Tendency toward cryophilic behaviour
We have not been able to elicit thermophilic behaviour in C. briggsae strains AF16 or ED3092. Gradient steepness (°C cm–1) could be a factor: C. elegans tends to show cryophilic preferences on steeper gradients (Jurado et al., 2010; Nakazato and Mochizuki, 2009). Although we did not exhaustively test alternative gradients, we did not observe thermophilic behaviour for AF16 on shallower gradients in pilot experiments (data not shown). Albeit opposite to C. elegans, it is conceivable that a steeper gradient could be required for taxis towards a relatively warmer thermal memory. Strains AF16 and ED3092 show a preference to their rearing temperature on our isothermal tracking assay, which was performed on a steeper gradient than the thermotaxis assays (0.9 versus 0.5°C cm–1). However, the assay timing or the absolute temperature of the gradient could also contribute (Ito et al., 2006; Jurado et al., 2010). We did not assay thermotaxis with a time series or test thermotaxis at the extreme low end of the comfortable temperature range for this species [near 14°C for fecundity (Prasad et al., 2011)]. Similarly ectothermic, but parasitic, worms have been shown to navigate up thermal gradients to the point of death (McCue and Thorson, 1964; Hitcho and Thorson, 1972), and yet it seems similarly maladaptive for these C. briggsae strains to do the opposite and navigate down a gradient to the point at which they can no longer move. One possibility is that high temperatures impose a strong selective force in nature that has resulted in the evolution of a robust anti-thermophilic response.
Heritable variation in temperature-dependent behaviour suggests the possibility of underlying adaptation to different temperature regimes in nature. Given that fecundity varies with temperature for C. briggsae (Prasad et al., 2011), we expected that variation in behaviour might vary in a concordant manner, as behaviour is the main way for these animals to regulate body temperature. Although we demonstrated heritable variation in behaviour, it remains ambiguous whether this variation represents differential adaptation to distinct environmental conditions. Caenorhabditis briggsae as a model system for temperature-dependent behaviour has the potential to reveal the molecular details of these behaviours, and future work should endeavour to further characterize C. briggsae thermotaxis, including temporal dynamics and locomotory properties of individual animals.

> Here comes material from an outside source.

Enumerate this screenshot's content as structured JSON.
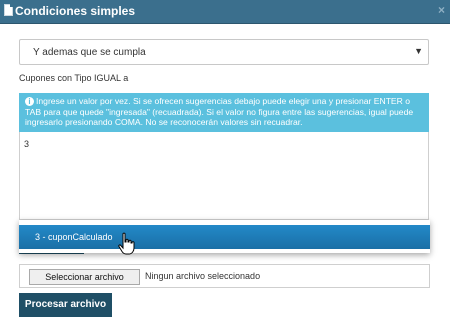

A quantitative genetics approach taking advantage of this natural variation will help uncover the causative nucleotide differences between strains, and help us to understand the molecular basis and evolutionary processes that drive behavioural responses to temperature stimuli in these organisms (Bendesky and Bargmann, 2011; Ross et al., 2011).

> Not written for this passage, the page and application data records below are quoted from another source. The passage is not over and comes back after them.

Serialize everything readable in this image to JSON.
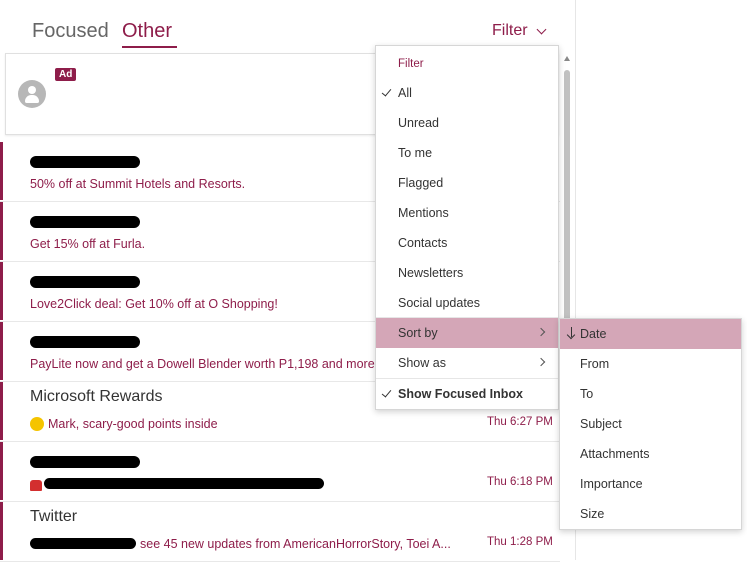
{
  "tabs": {
    "focused": "Focused",
    "other": "Other"
  },
  "filter_button": {
    "label": "Filter"
  },
  "ad": {
    "badge": "Ad"
  },
  "emails": [
    {
      "sender": "",
      "preview": "50% off at Summit Hotels and Resorts.",
      "time": ""
    },
    {
      "sender": "",
      "preview": "Get 15% off at Furla.",
      "time": ""
    },
    {
      "sender": "",
      "preview": "Love2Click deal: Get 10% off at O Shopping!",
      "time": ""
    },
    {
      "sender": "",
      "preview": "PayLite now and get a Dowell Blender worth P1,198 and more!",
      "time": ""
    },
    {
      "sender": "Microsoft Rewards",
      "preview": "Mark, scary-good points inside",
      "time": "Thu 6:27 PM"
    },
    {
      "sender": "",
      "preview": "",
      "time": "Thu 6:18 PM"
    },
    {
      "sender": "Twitter",
      "preview": "see 45 new updates from AmericanHorrorStory, Toei A...",
      "time": "Thu 1:28 PM"
    }
  ],
  "filter_menu": {
    "header": "Filter",
    "items": [
      {
        "label": "All"
      },
      {
        "label": "Unread"
      },
      {
        "label": "To me"
      },
      {
        "label": "Flagged"
      },
      {
        "label": "Mentions"
      },
      {
        "label": "Contacts"
      },
      {
        "label": "Newsletters"
      },
      {
        "label": "Social updates"
      }
    ],
    "sort_by": "Sort by",
    "show_as": "Show as",
    "show_focused": "Show Focused Inbox"
  },
  "sort_menu": {
    "items": [
      {
        "label": "Date"
      },
      {
        "label": "From"
      },
      {
        "label": "To"
      },
      {
        "label": "Subject"
      },
      {
        "label": "Attachments"
      },
      {
        "label": "Importance"
      },
      {
        "label": "Size"
      }
    ]
  },
  "colors": {
    "accent": "#8e1d4a",
    "highlight": "#d4a6b7"
  }
}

We thank A. Lin for designing and assembling the aluminium and brass blocks and the fiberglass components used for the linear thermal gradient assays. We also thank two anonymous reviewers for constructive comments.

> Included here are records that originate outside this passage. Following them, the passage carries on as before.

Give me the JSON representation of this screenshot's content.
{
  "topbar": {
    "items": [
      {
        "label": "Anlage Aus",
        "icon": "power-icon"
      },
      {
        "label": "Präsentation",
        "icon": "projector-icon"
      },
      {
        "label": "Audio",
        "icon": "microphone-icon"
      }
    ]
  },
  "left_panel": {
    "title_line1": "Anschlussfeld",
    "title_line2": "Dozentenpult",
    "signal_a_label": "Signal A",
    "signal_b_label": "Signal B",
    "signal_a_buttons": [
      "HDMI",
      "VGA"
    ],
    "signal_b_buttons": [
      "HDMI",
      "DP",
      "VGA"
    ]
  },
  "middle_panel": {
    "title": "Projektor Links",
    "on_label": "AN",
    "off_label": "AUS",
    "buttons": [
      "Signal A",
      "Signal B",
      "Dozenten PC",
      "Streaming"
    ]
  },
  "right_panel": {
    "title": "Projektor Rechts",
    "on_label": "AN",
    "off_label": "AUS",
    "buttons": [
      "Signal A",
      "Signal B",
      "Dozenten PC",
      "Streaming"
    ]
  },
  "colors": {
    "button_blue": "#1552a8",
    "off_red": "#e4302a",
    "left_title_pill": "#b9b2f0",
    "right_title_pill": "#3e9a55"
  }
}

This research was supported by grants from the Natural Sciences and Engineering Research Council (NSERC) Discovery Grant (to A.D.C, W.S.R.) and an NSERC Research Tools and Instrumentation Grant (to W.S.R), the Canada Foundation for Innovation, and the Canada Research Chair Program (to A.D.C).